* ACTION ITEM: Search the data for the word "trunk" and copy every line where it occurs.

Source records
———

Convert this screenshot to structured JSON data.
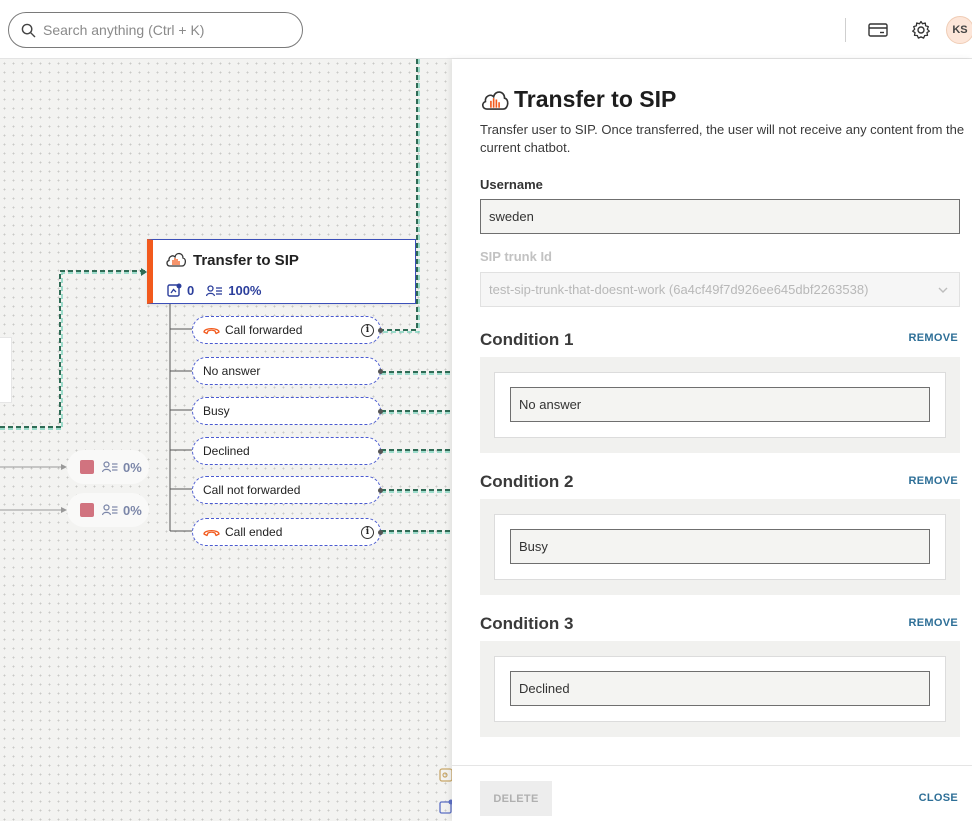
{
  "search": {
    "placeholder": "Search anything (Ctrl + K)"
  },
  "topbar": {
    "icons": [
      "card-icon",
      "gear-icon"
    ],
    "avatar_initials": "KS"
  },
  "canvas": {
    "node": {
      "title": "Transfer to SIP",
      "messages": "0",
      "users_pct": "100%"
    },
    "conditions": [
      {
        "label": "Call forwarded",
        "phone_icon": true,
        "info": "i"
      },
      {
        "label": "No answer"
      },
      {
        "label": "Busy"
      },
      {
        "label": "Declined"
      },
      {
        "label": "Call not forwarded"
      },
      {
        "label": "Call ended",
        "phone_icon": true,
        "info": "i"
      }
    ],
    "stat_nodes": [
      {
        "pct": "0%"
      },
      {
        "pct": "0%"
      }
    ]
  },
  "panel": {
    "title": "Transfer to SIP",
    "description": "Transfer user to SIP. Once transferred, the user will not receive any content from the current chatbot.",
    "username_label": "Username",
    "username_value": "sweden",
    "sip_label": "SIP trunk Id",
    "sip_value": "test-sip-trunk-that-doesnt-work (6a4cf49f7d926ee645dbf2263538)",
    "remove_label": "REMOVE",
    "conditions": [
      {
        "title": "Condition 1",
        "value": "No answer"
      },
      {
        "title": "Condition 2",
        "value": "Busy"
      },
      {
        "title": "Condition 3",
        "value": "Declined"
      }
    ],
    "delete_label": "DELETE",
    "close_label": "CLOSE"
  },
  "colors": {
    "accent_orange": "#f25a1d",
    "node_border": "#3b4fb8",
    "link_blue": "#2e6f97",
    "wire_teal": "#4caf9a"
  }
}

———

* OUTPUT OF THE EXERCISE:
    "sip_label": "SIP trunk Id",
    "sip_value": "test-sip-trunk-that-doesnt-work (6a4cf49f7d926ee645dbf2263538)",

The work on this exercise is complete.